While there is no denying that Budapest’s building stock is becoming greener (all new builds have green accreditation nowadays), it isn’t always clear what is driving this, according to tenant representation specialists VLK Cresa.
“It is partly marketing for the developers, partly sustainability, partly a genuine effort to cut building emissions, and partly company branding; a desire from tenants to keep their talents by offering green workspaces,” says partner Péter Takács. “The truth is that no one factor dominates; it is a complex matrix of interconnected issues.”
That the green trend is well established is an indication of the growing maturity of markets such as Hungary, says Takács, though he admits there is still a way to go.“It started to happen seriously five-ten years ago, and came in with more responsible developers such as Skanska, with its Scandinavian background, who built the first green accredited building, Green House. It is certainly true today that a lot of tenants are sensitive and open to it.”
But not all. And even for those that are, green certification is almost never the number one priority for a tenant looking for new offices. “I can say that, of the projects we have worked on in the last year, nobody has asked us for a fully sustainable building at the outset. When we share with them our section of property choices, and explain the green certifications, they are interested and want explanations.” Specifically, he says, tenants want to know if the green technology translates into cost savings.

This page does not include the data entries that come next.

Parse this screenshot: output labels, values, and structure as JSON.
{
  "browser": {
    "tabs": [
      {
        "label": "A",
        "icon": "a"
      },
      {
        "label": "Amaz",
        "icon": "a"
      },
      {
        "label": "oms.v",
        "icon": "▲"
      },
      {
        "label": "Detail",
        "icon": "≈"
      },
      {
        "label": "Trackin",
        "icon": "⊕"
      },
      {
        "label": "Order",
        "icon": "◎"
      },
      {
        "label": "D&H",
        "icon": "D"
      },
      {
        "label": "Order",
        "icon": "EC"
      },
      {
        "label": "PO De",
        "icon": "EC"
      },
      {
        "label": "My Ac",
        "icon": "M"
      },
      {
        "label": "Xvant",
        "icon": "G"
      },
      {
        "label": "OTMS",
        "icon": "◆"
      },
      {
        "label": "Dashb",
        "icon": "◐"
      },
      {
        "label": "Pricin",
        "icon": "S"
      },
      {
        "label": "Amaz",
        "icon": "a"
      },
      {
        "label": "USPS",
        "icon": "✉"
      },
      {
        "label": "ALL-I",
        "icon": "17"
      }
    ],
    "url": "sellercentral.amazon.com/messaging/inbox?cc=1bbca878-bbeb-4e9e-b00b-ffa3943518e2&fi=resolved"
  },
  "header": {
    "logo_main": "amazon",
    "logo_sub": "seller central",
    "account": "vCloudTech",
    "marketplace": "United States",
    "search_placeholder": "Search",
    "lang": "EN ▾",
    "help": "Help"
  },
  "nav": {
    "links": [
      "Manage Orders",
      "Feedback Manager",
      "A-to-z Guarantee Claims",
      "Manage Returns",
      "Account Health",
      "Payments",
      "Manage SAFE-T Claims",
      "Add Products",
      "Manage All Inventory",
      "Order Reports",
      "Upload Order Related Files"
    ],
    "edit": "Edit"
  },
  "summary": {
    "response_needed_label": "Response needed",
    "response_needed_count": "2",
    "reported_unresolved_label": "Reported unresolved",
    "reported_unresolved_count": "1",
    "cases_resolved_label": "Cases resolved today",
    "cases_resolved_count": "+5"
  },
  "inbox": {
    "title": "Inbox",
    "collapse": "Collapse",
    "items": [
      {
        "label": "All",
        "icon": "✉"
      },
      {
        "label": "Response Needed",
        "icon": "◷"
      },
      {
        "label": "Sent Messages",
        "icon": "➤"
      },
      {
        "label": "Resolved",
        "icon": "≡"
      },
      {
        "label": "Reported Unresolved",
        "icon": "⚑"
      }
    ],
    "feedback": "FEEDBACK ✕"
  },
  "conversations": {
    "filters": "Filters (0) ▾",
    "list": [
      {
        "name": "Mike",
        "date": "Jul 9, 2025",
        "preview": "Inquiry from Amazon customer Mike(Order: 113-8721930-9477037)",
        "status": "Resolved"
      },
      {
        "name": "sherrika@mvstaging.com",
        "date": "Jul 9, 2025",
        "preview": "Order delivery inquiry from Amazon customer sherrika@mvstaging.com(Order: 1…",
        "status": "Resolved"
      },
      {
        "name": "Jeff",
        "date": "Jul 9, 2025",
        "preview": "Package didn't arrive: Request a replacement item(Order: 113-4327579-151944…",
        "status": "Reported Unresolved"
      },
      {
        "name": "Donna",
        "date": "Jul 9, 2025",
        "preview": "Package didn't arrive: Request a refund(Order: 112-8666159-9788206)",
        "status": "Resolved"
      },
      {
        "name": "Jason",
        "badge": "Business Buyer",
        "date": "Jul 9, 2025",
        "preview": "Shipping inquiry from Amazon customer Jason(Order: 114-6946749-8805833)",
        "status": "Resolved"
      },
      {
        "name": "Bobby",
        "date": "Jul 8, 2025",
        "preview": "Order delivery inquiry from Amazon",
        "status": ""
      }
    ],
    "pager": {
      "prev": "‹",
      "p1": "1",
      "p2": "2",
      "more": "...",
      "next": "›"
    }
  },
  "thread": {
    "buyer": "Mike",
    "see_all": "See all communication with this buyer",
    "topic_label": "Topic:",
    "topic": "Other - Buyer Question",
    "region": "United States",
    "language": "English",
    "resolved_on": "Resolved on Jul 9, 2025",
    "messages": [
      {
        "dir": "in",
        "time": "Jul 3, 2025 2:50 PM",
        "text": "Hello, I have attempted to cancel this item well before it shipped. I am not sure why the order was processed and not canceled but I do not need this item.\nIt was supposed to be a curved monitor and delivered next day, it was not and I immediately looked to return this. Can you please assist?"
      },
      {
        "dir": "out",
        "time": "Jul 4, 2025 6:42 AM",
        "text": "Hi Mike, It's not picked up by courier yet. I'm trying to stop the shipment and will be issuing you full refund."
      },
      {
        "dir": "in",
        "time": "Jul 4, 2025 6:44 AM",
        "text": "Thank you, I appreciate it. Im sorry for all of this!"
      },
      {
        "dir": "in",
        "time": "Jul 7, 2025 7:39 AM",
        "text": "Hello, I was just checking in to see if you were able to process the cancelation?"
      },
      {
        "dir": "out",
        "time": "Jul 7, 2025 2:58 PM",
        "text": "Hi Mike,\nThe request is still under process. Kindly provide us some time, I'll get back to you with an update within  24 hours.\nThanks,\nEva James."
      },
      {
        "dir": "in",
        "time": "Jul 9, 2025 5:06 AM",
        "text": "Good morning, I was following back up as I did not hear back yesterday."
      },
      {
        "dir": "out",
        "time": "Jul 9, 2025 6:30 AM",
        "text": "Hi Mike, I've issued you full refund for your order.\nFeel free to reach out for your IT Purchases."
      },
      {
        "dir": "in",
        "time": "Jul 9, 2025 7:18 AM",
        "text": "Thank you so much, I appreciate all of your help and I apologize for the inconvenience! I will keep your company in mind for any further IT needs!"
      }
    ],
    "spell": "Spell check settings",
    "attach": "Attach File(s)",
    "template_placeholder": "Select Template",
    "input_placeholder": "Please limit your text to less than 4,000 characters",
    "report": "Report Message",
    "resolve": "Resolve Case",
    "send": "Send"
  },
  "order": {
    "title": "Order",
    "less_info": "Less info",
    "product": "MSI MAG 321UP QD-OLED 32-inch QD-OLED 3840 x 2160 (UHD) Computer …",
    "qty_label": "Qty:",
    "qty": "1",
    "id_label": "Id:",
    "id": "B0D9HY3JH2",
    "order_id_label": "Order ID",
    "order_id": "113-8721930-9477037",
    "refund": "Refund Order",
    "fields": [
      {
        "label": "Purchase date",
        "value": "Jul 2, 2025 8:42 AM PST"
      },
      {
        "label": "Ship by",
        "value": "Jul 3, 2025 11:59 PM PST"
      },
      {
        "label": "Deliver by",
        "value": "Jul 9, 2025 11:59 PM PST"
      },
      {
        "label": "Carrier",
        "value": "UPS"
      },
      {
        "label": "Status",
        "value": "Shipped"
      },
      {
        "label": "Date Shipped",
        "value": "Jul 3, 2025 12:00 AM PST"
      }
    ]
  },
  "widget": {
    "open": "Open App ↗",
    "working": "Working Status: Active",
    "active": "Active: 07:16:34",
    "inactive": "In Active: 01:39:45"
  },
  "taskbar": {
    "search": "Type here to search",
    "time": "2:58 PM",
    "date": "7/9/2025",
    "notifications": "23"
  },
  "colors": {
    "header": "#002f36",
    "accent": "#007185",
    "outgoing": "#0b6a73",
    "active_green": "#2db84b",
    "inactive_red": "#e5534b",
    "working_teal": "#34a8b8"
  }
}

Cost is something of a recurring theme. If you are a developer, there is a balance to be struck between putting in the latest solar panel technology today, say, or waiting two or three years when that same technology will be more widely available and, crucially, cheaper. To a certain extent, that can be accounted for if you are talking about a new build, but such ROI questions are particularly pressing if you are talking about an upgrade to an older building.
But even if a landlord puts in newer equipment, is it really more efficient? (Takács says VLK Cresa has found cases where it was actually worse.) And if it is more efficient, do the tenant’s work processes allow them to get the most out of the potential cost savings? Generally what is required is a genuine partnership between landlord and tenant to find the best results. A growing area of work for VLK Cresa involves educating clients and performing energy cost audits. “You can have the most modern office imaginable, with rainwater collection, thermal heating pipes, solar panels, but it doesn’t mean much if you are throwing away hundreds of plastic bottles a week!”
The most common green certificates are from BREEAM and LEED. At the lower levels, they really represent little more than a marketing stamp, says Takács. Only at the very top levels does it represent a serious commitment to going green, not least because the technologies required are seriously expensive. But there is a third player gaining a presence on the market, WELL, which looks less at the building, and more at the people inside the structure. “WELL has a very good approach; it is how green certification should have started in the first place, because it considers the well-being of the employee. It is a truer measure of how the building performs because it looks at how the individual is able to perform in that building.” And as we all know by now, happy workers are more productive workers.
The first buildings to receive the certificate in Budapest are only being built now. Again, tenants are not demanding offices with these credentials, but Takács thinks they will readily understand what the accreditation stands for. “WELL will not solve all sustainability issues by itself, but we think it is easier to understand, for tenants to relate to in business terms.”